Martin Carr reviews the third episode of Snowpiercer…
This post- apocalyptic police procedural makes South West Trains look attractive. Those who thought they were getting an updated, expanded and broadened version of the Bong Joon-ho cult classic should be wise by now. This Snowpiercer which made its way onto Netflix over the weekend dances to a different beat entirely.
In an atmosphere which is best described as cloyingly claustrophobic this steam punk class war on wheels is playing a very long game. Slowly characters are lurking out of the woodwork rather than relying on introductions. Sam Otto’s Osweiller is a conniving sexual deviant who thrives on power, perpetrates treasonous acts then pulls rank before revelling in authority. Just as Mike O’Malley’s Roche is more layered, less trusting but surprisingly humane beneath the veneer.
Elsewhere casual liaisons grounded by infidelity, perpetuated by need and exploited through access dig deeper into the rabbit hole. Deception and distraction are the stock in trade of Jennifer Connelly’s Melanie who maintains an ice cold demeanour of unshakeable omnipotence. Layton meanwhile provides the heart and soul which exists beneath the power struggles, class divisions and superficial prejudice. Daveed Diggs connects back to front and vice versa while the investigation continues to act as our way into this seventeen kilometre jigsaw puzzle.
What some people are failing to see is how this show explores cultural ecosystems. Snowpiercer not only looks to entertain by exploring the human animal, but also shines a light into our preoccupations and tangled motives. Addiction is touched on as references to Kronole make their way into the conversation, while shadier elements start throwing their weight around. Flashbacks are sparingly employed and Barry Robison’s production design is enhanced as the story deepens.
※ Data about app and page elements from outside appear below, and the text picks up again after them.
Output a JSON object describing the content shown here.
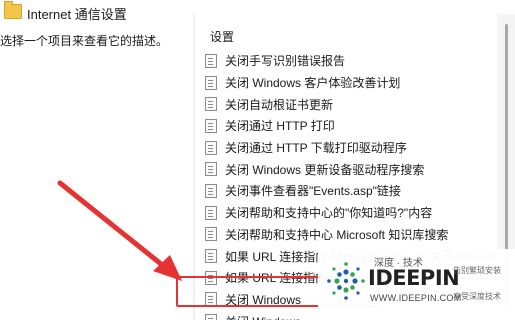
{
  "header": {
    "title": "Internet 通信设置"
  },
  "left_pane": {
    "description": "选择一个项目来查看它的描述。"
  },
  "right_pane": {
    "column_header": "设置",
    "settings": [
      "关闭手写识别错误报告",
      "关闭 Windows 客户体验改善计划",
      "关闭自动根证书更新",
      "关闭通过 HTTP 打印",
      "关闭通过 HTTP 下载打印驱动程序",
      "关闭 Windows 更新设备驱动程序搜索",
      "关闭事件查看器\"Events.asp\"链接",
      "关闭帮助和支持中心的\"你知道吗?\"内容",
      "关闭帮助和支持中心 Microsoft 知识库搜索",
      "如果 URL 连接指向 Microsoft.com，则关闭 Internet",
      "如果 URL 连接指向",
      "关闭 Windows",
      "关闭 Windows"
    ]
  },
  "watermark": {
    "top_text": "深度 · 技术",
    "brand": "IDEEPIN",
    "url": "WWW.IDEEPIN.COM",
    "right_top": "告别繁琐安装",
    "right_bottom": "享受深度技术"
  },
  "colors": {
    "annotation_red": "#e53232",
    "logo_blue": "#1e5fa8",
    "logo_green": "#2fa84a",
    "folder_yellow": "#f3c64a"
  },
  "icons": {
    "folder": "folder-icon",
    "policy": "policy-setting-icon",
    "logo": "ideepin-logo"
  }
}
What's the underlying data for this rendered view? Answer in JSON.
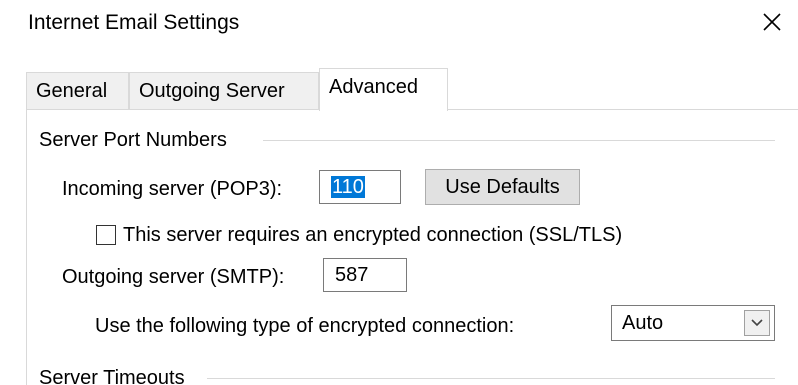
{
  "window": {
    "title": "Internet Email Settings"
  },
  "tabs": [
    {
      "label": "General"
    },
    {
      "label": "Outgoing Server"
    },
    {
      "label": "Advanced"
    }
  ],
  "active_tab": "Advanced",
  "server_port_numbers": {
    "group_title": "Server Port Numbers",
    "incoming_label": "Incoming server (POP3):",
    "incoming_value": "110",
    "use_defaults_label": "Use Defaults",
    "ssl_checkbox_label": "This server requires an encrypted connection (SSL/TLS)",
    "ssl_checked": false,
    "outgoing_label": "Outgoing server (SMTP):",
    "outgoing_value": "587",
    "encryption_label": "Use the following type of encrypted connection:",
    "encryption_value": "Auto"
  },
  "server_timeouts": {
    "group_title": "Server Timeouts"
  },
  "icons": {
    "close": "close-icon",
    "dropdown": "chevron-down-icon"
  }
}
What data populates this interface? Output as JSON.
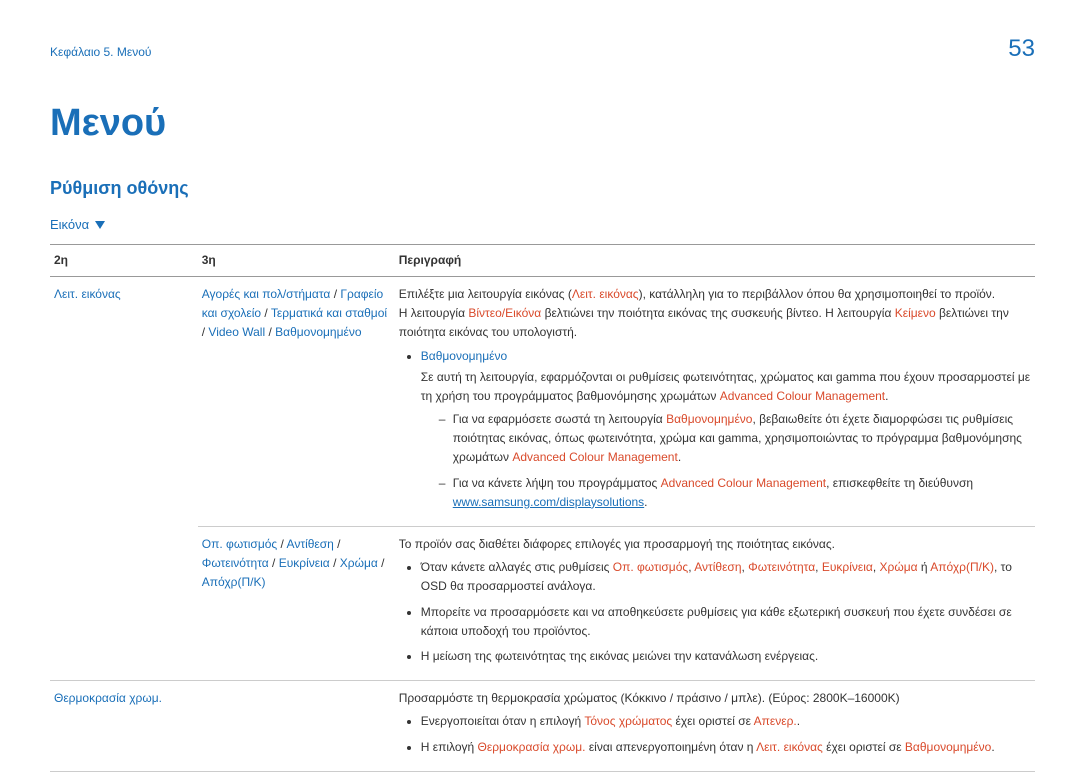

At present the world is adapting simultaneously to another way of life which requires resilience, tolerance and understanding. For the first time class, status and power mean very little as a certain virus has levelled the playing field. This show could be considered a microcosm in that respect, as all classes currently co-exist in perpetual lockdown. Thankfully for us there is no serial killer with a taste for castration we have to factor into every day of our isolation.